This February, following several weeks of industry outcry, public protest, and political leader involvement, California’s Net Energy Metering (NEM) 3.0 was successfully delayed. NEM 3.0 was an anti-rooftop solar proposal that slashed the value for homeowners and sweetened the pot for the major investor-owned electric utility companies in California.
As originally proposed, NEM 3.0 would have cut the payments made by utility companies to rooftop solar owners for exporting their excess PV production back to the grid. EQ Analysts said the proposal would lead to a 57-71% overall reduction in solar savings for homeowners.
The California Public Utilities Commission (CPUC) recently presented revisions, and the revised NEM 3.0 remains a utility-friendly, homeowner-unfriendly proposal. The revision includes new structures that cut home solar value, including a “glide path”, non-bypassable charges, and a tariff to boost community solar.
The newly-introduced “non-bypassable charges” would add $0.05/kWh to a customer’s bill, whether or not they own solar. These charges would apply to the electrons generated by the customer’s rooftop solar array and delivered to their own homes. Regulations make it very difficult, or even illegal, to disconnect from the grid entirely in many areas in California.
The revisited NEM 3.0 is met with heavy opposition from environmental groups, workforce and labor groups, solar industry advocates, and Californians who support personal choice and oppose electric utility monopoly. These groups are now organizing a rally to submit public comments to Governor Gavin Newsom and the CPUC.
The “Don’t Tax the Sun” rally is planned for 10:30 am on June 2. It will take place at Grand Park, Los Angeles, and the CPUC Building in San Francisco. RSVP links to the event, organized by the California Solar and Storage Association, can be found here.
Additionally, public comment can be submitted to the CPUC online by June 10th, by following this link.
What’s at stake?

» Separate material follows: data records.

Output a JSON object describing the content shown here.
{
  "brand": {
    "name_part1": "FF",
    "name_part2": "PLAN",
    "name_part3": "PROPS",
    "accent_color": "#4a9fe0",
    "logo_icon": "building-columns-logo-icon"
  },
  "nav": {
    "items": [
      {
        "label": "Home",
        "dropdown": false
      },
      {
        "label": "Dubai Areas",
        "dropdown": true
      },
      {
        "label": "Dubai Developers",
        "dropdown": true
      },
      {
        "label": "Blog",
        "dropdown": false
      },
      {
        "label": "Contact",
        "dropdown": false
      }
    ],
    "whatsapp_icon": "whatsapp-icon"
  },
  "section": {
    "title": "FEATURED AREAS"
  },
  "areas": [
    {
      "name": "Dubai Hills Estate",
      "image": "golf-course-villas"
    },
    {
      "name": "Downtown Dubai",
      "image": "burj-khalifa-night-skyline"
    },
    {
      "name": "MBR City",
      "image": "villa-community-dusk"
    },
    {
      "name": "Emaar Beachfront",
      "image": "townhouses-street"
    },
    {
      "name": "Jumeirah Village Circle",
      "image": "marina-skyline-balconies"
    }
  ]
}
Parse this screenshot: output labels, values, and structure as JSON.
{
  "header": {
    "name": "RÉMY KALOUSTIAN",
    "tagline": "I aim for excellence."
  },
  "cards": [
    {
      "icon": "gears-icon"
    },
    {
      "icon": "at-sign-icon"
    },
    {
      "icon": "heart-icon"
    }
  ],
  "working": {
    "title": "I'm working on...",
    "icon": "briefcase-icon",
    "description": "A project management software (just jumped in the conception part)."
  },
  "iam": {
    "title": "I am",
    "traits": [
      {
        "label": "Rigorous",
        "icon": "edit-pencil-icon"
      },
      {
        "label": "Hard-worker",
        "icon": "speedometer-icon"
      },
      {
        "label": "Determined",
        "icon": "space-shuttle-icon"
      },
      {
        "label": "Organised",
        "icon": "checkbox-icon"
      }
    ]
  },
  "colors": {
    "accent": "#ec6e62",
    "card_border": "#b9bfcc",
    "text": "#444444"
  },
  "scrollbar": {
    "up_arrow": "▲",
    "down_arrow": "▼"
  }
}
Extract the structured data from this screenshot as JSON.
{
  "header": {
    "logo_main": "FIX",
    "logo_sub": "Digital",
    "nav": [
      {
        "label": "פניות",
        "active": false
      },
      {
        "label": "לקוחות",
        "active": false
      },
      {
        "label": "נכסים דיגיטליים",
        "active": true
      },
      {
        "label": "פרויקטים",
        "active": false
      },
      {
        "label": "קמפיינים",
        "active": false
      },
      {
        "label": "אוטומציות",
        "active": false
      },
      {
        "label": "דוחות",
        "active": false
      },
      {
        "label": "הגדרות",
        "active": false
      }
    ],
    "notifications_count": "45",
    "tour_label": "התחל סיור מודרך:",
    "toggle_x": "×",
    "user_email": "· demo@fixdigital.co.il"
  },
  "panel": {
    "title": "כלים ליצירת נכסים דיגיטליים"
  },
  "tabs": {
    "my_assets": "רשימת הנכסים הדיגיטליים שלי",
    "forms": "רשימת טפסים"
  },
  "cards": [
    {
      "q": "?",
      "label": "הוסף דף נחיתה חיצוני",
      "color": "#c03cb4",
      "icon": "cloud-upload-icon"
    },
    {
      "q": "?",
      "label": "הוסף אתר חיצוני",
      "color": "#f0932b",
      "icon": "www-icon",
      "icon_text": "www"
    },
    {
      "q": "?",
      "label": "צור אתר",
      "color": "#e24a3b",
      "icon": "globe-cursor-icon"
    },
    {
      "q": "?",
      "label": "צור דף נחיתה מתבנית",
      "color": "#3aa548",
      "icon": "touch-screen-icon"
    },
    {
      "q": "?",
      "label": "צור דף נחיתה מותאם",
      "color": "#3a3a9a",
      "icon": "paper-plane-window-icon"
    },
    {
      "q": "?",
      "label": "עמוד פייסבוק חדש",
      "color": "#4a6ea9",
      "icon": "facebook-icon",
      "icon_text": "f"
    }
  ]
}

California’s rooftop solar industry represents over 1.4 million homes, small businesses, and other structures topped with PV. The state accounts for 50% of rooftop solar installations in the United States, and of the 230,000 people employed in the solar industry, as many as 68,000 jobs are supported by the state’s rooftop solar business. The proposal is expected to do significant damage to this industry, which is largely made up of small businesses and local employees.
Based on California’s clean energy goals, as much as 28.5 GW of rooftop solar needs to be installed through 2045, according to Environment California. If all this capacity were instead installed on land, 148,000 acres would be needed to support it, an area about half the size of Los Angeles. Rooftop solar directly mitigates energy sprawl, the increase of land use dedicated to producing electricity.
Last month, Regulators from the California Air Resources Board (CARB) released a comprehensive report outlining the state’s path to carbon neutrality, and chief among the recommendations was support for solar, specifically rooftop solar. The NEM proposal is in direct contrast with CARB’s recommendations, said Environmental Working Group president Ken Cook.
“It is imperative the governor reject the plot by utilities to undermine one of the main pillars of CARB’s roadmap to ensure renewable energy is the dominant source of electricity in the state. Anything less would send a clear signal that felonious, corrupt companies like PG&E can decelerate California’s progress in addressing the climate crisis,” said Cook.